I find it very interesting that such a simple game should reflect history so nicely. In fact, I think the producers noticed this, and so they kept a bit at the end where the guests say how amazed they are that it was all done without scripts. This is definitely one of those episodes were everything fell together so neatly, that it could almost be written.

Just goes to show, history really does repeat itself, even on game shows.

Monday, 7 January 2013

Recommended: Going My Home

I say "recommended", but it's one of those strange shows that I really have no idea whether or not you'd like it.

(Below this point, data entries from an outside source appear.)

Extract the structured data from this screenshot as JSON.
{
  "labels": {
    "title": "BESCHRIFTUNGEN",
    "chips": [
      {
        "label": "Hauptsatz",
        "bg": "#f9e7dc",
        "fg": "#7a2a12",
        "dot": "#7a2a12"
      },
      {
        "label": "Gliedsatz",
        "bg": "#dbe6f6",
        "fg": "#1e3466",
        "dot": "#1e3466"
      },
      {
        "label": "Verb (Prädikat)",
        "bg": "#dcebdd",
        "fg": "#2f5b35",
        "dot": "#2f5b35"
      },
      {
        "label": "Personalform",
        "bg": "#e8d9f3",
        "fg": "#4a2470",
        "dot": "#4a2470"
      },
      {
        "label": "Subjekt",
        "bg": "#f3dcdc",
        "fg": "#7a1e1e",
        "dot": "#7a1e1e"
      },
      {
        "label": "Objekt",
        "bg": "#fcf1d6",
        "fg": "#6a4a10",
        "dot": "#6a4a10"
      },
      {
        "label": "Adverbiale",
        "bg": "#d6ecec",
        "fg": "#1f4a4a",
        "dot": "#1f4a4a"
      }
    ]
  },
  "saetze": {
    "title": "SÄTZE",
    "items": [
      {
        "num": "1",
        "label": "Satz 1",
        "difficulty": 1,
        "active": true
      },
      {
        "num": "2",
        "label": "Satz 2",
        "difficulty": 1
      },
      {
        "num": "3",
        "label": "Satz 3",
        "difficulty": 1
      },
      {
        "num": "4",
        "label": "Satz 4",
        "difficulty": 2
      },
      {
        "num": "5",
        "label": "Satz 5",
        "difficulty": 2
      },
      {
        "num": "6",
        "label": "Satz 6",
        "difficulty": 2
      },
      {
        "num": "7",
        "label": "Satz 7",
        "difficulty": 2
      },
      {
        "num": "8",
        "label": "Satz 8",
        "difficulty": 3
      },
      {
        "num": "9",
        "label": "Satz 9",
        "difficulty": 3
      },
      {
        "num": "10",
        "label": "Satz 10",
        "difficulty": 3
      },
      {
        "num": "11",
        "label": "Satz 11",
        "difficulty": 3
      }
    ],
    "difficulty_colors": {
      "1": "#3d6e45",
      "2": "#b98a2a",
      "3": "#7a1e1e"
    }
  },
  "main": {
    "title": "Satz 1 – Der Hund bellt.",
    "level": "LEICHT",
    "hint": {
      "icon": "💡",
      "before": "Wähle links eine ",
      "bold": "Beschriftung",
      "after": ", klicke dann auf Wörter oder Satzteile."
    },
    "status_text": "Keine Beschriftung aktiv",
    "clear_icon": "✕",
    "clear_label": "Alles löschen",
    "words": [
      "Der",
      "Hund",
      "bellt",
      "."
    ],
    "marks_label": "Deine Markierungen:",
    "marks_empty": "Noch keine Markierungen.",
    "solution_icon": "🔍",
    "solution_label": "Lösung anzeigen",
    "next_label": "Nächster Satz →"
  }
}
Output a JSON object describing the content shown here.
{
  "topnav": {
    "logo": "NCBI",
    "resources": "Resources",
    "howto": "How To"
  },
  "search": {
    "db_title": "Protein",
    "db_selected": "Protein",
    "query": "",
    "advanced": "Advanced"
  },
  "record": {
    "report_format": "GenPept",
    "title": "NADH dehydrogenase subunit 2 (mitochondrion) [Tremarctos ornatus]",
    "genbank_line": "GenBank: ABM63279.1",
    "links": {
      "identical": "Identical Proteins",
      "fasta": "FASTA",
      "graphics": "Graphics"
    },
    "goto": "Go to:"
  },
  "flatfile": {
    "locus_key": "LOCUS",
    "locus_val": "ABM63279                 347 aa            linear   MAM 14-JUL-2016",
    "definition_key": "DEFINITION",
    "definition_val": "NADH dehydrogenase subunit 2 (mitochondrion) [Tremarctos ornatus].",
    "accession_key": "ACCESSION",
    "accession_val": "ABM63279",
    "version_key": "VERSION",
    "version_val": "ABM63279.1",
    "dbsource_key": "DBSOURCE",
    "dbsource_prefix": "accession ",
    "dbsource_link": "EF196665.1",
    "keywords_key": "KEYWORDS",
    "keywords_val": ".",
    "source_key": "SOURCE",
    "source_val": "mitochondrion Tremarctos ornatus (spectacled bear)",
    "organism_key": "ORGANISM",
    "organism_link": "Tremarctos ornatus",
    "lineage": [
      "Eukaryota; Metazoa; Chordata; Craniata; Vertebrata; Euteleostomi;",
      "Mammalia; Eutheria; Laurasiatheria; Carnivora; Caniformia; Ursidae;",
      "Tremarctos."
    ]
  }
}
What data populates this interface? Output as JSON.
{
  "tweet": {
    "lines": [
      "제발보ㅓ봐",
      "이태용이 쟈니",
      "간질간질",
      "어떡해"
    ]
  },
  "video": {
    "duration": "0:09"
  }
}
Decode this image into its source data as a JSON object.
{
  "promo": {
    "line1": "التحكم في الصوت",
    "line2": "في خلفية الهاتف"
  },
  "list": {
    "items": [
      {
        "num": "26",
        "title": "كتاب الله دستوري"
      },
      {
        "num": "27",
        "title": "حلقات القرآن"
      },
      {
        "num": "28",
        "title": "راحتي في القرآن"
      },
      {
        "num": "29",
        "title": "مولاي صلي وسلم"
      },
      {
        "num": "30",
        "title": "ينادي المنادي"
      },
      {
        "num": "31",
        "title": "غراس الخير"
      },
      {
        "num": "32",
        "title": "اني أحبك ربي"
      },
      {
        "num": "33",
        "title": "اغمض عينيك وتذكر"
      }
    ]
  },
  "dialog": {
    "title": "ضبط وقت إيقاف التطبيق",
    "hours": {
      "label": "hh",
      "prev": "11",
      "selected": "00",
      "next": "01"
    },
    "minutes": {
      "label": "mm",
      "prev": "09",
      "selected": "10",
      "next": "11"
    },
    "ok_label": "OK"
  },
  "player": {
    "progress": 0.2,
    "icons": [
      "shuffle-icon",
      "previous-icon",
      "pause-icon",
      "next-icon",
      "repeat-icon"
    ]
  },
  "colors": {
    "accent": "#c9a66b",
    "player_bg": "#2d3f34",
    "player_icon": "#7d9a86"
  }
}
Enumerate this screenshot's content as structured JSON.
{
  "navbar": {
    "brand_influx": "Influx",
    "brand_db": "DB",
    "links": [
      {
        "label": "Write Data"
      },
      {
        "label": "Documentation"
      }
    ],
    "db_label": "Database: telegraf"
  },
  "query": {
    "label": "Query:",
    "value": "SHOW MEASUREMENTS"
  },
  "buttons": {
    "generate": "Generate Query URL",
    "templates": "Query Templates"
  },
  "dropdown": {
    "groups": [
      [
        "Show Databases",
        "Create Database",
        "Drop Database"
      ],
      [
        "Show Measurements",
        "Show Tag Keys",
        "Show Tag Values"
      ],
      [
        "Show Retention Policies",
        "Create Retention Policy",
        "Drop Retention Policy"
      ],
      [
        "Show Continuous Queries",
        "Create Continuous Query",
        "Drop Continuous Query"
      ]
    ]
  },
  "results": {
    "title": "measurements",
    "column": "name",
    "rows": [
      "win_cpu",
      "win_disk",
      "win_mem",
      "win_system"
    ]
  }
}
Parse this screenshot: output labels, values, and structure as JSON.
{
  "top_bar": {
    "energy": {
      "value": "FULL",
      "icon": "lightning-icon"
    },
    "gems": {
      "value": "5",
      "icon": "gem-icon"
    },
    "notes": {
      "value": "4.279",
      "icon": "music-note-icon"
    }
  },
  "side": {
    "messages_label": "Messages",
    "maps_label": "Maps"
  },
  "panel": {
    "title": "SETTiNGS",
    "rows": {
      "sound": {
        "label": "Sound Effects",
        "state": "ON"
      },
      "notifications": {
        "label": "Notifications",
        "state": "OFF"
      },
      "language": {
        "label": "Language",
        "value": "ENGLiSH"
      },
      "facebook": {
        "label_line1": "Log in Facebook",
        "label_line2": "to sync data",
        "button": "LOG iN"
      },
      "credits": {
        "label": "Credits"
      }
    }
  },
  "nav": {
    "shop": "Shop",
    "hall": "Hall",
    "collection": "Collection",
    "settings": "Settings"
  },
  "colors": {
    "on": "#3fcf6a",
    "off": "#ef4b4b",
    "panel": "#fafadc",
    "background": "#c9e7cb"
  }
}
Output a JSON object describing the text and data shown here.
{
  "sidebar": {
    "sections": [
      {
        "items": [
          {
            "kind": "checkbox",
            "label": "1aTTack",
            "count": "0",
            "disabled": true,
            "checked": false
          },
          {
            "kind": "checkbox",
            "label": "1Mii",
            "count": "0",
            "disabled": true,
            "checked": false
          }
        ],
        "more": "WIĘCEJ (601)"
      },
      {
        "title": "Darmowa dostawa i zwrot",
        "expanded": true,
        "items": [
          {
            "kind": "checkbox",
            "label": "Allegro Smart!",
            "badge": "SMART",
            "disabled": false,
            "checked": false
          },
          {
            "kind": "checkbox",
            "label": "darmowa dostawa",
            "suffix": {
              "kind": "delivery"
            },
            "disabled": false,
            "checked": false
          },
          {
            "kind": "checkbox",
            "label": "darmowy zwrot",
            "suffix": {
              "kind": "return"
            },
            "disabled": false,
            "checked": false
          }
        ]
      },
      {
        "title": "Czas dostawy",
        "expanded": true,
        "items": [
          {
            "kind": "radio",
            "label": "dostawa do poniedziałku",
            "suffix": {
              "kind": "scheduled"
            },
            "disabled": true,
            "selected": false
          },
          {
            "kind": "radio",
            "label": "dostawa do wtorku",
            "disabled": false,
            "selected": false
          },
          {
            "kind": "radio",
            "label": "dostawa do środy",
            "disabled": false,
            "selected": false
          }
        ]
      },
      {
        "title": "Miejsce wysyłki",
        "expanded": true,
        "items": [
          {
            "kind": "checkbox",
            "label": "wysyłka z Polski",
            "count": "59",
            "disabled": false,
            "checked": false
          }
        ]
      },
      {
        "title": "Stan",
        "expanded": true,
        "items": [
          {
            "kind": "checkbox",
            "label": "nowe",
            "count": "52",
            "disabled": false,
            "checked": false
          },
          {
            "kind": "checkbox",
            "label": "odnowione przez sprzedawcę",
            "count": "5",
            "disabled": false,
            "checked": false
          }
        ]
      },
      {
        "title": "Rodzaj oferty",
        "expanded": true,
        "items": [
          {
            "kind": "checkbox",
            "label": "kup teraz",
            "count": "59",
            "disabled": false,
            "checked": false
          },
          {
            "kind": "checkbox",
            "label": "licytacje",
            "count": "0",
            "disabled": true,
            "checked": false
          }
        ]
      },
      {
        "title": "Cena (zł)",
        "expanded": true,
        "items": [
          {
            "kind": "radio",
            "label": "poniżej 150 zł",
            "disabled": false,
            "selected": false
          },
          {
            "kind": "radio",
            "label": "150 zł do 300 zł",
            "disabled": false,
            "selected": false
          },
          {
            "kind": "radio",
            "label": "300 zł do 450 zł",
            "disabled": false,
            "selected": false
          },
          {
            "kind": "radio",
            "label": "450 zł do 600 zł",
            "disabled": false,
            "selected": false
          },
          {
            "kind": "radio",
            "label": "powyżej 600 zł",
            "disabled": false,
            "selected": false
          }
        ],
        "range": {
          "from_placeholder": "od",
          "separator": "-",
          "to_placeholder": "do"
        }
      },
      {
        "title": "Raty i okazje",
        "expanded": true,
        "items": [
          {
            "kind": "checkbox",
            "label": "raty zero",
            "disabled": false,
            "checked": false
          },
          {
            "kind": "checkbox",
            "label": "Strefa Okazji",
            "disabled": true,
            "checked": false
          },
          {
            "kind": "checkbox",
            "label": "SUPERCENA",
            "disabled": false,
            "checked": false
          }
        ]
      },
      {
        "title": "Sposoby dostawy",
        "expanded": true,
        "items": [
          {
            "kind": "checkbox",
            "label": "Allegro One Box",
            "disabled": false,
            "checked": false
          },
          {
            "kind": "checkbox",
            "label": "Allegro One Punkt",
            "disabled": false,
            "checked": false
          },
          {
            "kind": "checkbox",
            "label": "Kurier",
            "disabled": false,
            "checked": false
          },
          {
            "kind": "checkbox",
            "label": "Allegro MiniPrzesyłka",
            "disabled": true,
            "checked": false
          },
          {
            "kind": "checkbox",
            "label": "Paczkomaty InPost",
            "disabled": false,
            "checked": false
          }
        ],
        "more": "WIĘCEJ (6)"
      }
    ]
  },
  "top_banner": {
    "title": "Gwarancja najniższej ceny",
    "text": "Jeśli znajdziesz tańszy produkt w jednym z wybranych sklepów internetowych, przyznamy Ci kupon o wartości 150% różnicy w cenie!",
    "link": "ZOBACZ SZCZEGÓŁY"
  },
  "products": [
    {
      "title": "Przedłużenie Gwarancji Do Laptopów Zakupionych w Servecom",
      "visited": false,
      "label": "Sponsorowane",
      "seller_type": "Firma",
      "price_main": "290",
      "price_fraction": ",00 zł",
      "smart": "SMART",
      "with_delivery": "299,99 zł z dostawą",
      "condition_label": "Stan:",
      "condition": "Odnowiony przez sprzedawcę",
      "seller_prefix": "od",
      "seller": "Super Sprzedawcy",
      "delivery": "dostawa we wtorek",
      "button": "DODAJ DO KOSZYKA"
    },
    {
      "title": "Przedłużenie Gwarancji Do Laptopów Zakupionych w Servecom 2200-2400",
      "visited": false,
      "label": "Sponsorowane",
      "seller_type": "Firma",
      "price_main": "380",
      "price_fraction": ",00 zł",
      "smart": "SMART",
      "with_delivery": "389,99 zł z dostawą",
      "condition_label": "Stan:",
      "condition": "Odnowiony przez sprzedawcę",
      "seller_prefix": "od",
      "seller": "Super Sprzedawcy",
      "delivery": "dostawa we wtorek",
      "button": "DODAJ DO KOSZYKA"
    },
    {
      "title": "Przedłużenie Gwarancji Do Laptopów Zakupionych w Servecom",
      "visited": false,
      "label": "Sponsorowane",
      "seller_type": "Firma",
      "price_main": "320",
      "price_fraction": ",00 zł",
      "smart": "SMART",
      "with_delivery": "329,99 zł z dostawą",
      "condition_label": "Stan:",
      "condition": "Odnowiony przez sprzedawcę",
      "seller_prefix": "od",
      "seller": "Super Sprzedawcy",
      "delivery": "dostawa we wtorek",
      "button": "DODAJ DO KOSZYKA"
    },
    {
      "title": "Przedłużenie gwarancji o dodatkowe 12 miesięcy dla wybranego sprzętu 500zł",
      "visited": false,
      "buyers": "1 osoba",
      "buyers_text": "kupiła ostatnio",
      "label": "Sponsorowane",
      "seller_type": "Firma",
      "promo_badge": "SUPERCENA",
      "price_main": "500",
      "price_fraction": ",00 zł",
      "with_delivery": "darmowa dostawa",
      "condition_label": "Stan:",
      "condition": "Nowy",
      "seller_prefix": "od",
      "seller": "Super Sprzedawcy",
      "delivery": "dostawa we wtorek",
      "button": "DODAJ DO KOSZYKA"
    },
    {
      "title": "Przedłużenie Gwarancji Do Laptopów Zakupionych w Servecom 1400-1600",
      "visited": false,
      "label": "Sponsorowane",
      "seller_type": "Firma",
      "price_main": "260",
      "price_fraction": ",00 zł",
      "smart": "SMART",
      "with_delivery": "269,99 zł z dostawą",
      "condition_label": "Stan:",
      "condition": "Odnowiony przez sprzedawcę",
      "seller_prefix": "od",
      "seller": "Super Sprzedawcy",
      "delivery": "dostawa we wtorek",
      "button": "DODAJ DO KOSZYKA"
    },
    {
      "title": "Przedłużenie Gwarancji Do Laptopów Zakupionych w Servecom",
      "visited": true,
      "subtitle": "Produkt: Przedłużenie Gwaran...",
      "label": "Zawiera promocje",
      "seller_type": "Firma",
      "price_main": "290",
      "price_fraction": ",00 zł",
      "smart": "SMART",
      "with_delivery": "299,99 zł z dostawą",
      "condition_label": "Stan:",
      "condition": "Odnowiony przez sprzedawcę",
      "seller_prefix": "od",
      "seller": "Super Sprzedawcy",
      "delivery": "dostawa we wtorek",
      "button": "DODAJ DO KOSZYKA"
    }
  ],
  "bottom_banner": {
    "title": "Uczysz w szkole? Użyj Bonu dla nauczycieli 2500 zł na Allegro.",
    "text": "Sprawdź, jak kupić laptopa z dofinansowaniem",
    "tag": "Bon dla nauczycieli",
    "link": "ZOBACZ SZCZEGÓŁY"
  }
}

This drama was a ratings disaster, but I can't help but love it. It was a very gentle series, with plenty of scenes which didn't add to the storyline, but which often had moments of delight.

I got the feeling that a lot of the time, the director deliberately left the camera rolling longer than it should, and then used a lot of that footage. There were scenes which seemed to be improvised with a lot of family arguing, and there was another scene were one of the actors seemed to get the giggles after a bad pun in the script. Although the laughter spread to the others, they kept going until the end of the scene.

Of course, it could all be that the script and acting were so natural that it looked improvised and, if so, then hats off to everyone concerned with this show.

I noticed how much care was taken with filming the preparation of food in various episodes, but very little in filming the serving of the food. In the same way, a lot of time was spent describing the myth of the Kuna, but no time in whether or not it was true.

Certainly, it's one of those series where the ending doesn't really matter, even though the ending is quite sweet in a sad way. It was all about enjoying the distractions and the details. Nothing too drastic or overwhelming. Just a story with good people in it, and I'm glad I got to spend some time with them.